I see it every day with individuals who come to me for employment opportunities (Personally, after high school, my college work was Theological Studies, yet my parents and teachers were adept at teaching critical thinking skills.) Now, these MBA’s come into my office and during a routine interview, don’t have the critical thinking skills to work through a very simple workplace challenge that’s been presented to them to resolve.
More and more people are moving that route JTR and I have a neighbor who has been home schooling their kids for about 4 years.
I’m sure you follow Matt Walsh’s blog but in case you don’t, you’ll like this post about home schooling myths.
Reblogged this on Two Heads are Better Than One and commented:
Some valid points and concerns about our troubled Public Education system (**courtesy of our buddy, Cosmo). — My wife and I currently homeschool our two sons, and posts like this make us grateful that we do.
Pingback: Standardized Tests Have Gone Too Far | Two Heads are Better Than One
I believe the problem is we don’t give our kids a classical education anymore. Starting in Kindergarten, our kids are now taught more about multiculturalism and diversity than they are about the three R’s.
I’d largely agree, MrG. I’ve said it before: we were taught HOW to think, not WHAT to think.
Early on, that centered on rote memorization. But it quickly became more about how to approach a problem or issue. By the time we were in high school, we were capable of analyzing complex problems to identify what we knew and didn’t know, what information was important, and how we should approach the solution(s).
Basically, we learned the process of thinking.
Now? It’s all about the test, PLUS a bunch of other stuff (diversity/multiculturalism/etc) that should be handled at home, church, social settings… but not school.
Yes MrG and JTR, that was the point of this blog post. A whole generation of kids were taught how to think and they used that education to figure out how to put men on the moon. Their education wasn’t wasted by studying to pass standardized tests and they weren’t forced to a least common denominator so some underachieving kids didn’t feel bad about their failing grades.
And now these kids are growing up to become the low info voters that elect people that promise to give them freebies!
It’s why I wanted to reblog it: this is such a crucial issue, and it doesn’t get nearly the attention that it requires or deserves.
Kids are capable of much more than our world seems comfortable asking of them.
I grew up in Iowa, wher we took Iowa Basic Skills tests every year until about fifth grade, and then Iowa Tests of Educactional Development in 9th and 11th grade ( i think that’s what years they were–it’s been a while.)
We took the tests for what they were, though, a measure of the student’s skills.

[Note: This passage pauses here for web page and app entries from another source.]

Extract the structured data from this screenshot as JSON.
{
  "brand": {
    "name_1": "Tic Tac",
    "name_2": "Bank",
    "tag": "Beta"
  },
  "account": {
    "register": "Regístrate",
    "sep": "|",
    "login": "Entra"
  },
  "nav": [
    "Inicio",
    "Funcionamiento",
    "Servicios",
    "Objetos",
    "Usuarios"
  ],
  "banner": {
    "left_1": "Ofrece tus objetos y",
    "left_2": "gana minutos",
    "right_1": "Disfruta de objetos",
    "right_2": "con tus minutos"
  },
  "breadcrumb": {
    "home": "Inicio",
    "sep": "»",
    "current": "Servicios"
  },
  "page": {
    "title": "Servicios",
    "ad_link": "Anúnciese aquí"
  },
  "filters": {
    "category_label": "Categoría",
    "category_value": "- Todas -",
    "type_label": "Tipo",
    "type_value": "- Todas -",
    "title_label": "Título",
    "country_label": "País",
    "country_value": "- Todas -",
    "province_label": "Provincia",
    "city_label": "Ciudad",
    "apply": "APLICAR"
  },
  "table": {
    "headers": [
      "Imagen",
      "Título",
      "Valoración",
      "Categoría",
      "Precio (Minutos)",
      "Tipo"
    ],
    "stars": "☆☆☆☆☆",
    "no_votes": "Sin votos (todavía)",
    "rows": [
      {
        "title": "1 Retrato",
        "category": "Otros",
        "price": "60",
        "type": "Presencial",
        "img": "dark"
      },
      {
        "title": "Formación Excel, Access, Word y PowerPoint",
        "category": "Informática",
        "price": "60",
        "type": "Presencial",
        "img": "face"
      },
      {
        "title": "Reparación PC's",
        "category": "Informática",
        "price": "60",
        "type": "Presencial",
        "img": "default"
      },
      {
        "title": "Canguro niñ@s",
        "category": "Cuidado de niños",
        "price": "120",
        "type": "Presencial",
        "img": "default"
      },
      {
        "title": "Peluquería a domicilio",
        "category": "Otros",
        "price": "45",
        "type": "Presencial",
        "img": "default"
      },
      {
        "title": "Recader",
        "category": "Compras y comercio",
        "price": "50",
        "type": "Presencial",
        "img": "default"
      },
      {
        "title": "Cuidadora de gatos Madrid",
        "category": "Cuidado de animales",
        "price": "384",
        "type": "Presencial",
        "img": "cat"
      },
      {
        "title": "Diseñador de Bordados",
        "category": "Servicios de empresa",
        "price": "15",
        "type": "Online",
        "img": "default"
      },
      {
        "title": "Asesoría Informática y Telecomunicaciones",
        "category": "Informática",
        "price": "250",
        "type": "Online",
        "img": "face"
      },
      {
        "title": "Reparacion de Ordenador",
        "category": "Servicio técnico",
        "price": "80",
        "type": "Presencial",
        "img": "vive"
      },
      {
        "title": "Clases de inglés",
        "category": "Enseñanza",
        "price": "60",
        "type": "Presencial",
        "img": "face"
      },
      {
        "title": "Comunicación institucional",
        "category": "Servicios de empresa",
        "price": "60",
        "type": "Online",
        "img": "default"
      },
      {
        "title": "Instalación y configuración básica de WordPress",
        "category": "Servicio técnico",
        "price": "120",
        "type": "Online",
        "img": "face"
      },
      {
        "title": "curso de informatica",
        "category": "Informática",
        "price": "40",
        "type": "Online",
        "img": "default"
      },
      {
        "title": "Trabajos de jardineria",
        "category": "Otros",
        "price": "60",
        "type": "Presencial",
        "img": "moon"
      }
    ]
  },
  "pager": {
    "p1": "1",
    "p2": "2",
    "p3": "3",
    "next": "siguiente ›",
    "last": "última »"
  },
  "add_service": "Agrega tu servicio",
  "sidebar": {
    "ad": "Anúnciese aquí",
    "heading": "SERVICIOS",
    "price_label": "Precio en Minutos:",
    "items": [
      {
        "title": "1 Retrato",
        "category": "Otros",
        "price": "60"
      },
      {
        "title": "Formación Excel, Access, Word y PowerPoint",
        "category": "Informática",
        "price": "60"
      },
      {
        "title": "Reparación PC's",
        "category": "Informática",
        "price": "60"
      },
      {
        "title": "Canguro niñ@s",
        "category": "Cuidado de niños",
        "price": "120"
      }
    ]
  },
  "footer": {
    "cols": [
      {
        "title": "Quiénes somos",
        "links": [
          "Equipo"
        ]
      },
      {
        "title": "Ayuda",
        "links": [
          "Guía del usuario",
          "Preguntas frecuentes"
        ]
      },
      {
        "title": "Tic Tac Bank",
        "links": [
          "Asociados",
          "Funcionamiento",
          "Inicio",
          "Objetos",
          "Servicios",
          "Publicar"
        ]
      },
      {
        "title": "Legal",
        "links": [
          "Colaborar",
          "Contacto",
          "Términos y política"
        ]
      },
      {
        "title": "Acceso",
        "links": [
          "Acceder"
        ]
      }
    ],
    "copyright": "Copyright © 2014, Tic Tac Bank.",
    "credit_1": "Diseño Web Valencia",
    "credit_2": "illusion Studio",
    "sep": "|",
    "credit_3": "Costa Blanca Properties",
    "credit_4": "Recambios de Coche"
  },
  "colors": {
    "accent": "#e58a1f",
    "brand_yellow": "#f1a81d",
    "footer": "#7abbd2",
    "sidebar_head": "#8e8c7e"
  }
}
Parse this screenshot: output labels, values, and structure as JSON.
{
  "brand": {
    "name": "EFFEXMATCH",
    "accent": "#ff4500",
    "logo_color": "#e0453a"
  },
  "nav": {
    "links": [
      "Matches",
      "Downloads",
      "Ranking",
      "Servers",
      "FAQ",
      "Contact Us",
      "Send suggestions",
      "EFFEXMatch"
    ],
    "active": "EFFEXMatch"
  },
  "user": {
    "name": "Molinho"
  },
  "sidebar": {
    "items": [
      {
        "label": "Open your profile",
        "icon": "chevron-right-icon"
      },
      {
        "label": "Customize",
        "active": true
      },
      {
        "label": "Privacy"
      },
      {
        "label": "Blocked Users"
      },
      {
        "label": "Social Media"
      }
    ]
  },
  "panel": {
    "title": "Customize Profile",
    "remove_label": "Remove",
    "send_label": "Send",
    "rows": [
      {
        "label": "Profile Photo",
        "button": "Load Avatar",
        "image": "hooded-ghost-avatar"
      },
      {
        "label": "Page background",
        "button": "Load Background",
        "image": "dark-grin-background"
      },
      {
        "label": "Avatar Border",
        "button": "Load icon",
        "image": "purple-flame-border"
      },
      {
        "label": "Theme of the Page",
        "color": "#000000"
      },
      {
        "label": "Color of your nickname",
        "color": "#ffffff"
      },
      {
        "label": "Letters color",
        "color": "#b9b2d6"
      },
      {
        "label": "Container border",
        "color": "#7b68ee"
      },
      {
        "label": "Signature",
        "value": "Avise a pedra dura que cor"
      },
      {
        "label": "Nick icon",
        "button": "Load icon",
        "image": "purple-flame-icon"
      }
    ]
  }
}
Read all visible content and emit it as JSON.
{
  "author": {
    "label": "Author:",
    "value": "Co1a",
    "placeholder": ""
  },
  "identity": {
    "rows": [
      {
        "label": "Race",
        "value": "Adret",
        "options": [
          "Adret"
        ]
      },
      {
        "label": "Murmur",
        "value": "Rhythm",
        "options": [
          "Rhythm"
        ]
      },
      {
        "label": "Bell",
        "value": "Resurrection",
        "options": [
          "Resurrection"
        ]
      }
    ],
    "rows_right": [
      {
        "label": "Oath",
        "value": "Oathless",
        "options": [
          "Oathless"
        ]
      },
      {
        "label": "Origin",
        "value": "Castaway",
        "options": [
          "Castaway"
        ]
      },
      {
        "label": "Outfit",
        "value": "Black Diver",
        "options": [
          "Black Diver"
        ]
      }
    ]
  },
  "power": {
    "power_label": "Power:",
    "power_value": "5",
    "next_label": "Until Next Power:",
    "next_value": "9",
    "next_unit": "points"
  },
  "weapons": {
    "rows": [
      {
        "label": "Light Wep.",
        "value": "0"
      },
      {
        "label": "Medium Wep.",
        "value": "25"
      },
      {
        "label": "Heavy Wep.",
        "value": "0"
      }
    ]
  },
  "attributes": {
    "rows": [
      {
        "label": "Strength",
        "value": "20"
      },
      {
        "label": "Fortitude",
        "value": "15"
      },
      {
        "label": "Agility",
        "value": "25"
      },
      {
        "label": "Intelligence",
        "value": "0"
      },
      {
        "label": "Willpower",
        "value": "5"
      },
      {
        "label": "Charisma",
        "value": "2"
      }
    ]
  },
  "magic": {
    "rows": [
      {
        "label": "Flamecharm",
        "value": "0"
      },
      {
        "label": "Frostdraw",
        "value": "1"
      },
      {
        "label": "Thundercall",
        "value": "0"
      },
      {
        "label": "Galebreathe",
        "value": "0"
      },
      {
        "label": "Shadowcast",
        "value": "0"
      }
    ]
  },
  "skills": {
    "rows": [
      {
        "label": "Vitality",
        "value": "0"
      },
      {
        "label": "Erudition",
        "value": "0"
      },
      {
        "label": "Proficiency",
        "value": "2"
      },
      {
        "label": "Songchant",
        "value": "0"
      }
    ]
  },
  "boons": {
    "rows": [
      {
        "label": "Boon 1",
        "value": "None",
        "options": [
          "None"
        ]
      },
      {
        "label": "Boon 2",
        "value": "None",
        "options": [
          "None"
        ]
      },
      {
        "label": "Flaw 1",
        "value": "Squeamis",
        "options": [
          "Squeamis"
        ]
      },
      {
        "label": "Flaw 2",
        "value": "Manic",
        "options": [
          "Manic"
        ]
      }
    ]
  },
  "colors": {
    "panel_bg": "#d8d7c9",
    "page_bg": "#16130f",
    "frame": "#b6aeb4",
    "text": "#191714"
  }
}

No coaching. No teaching to the test.
It was assumed that the teachers were competent and the onus was on the student.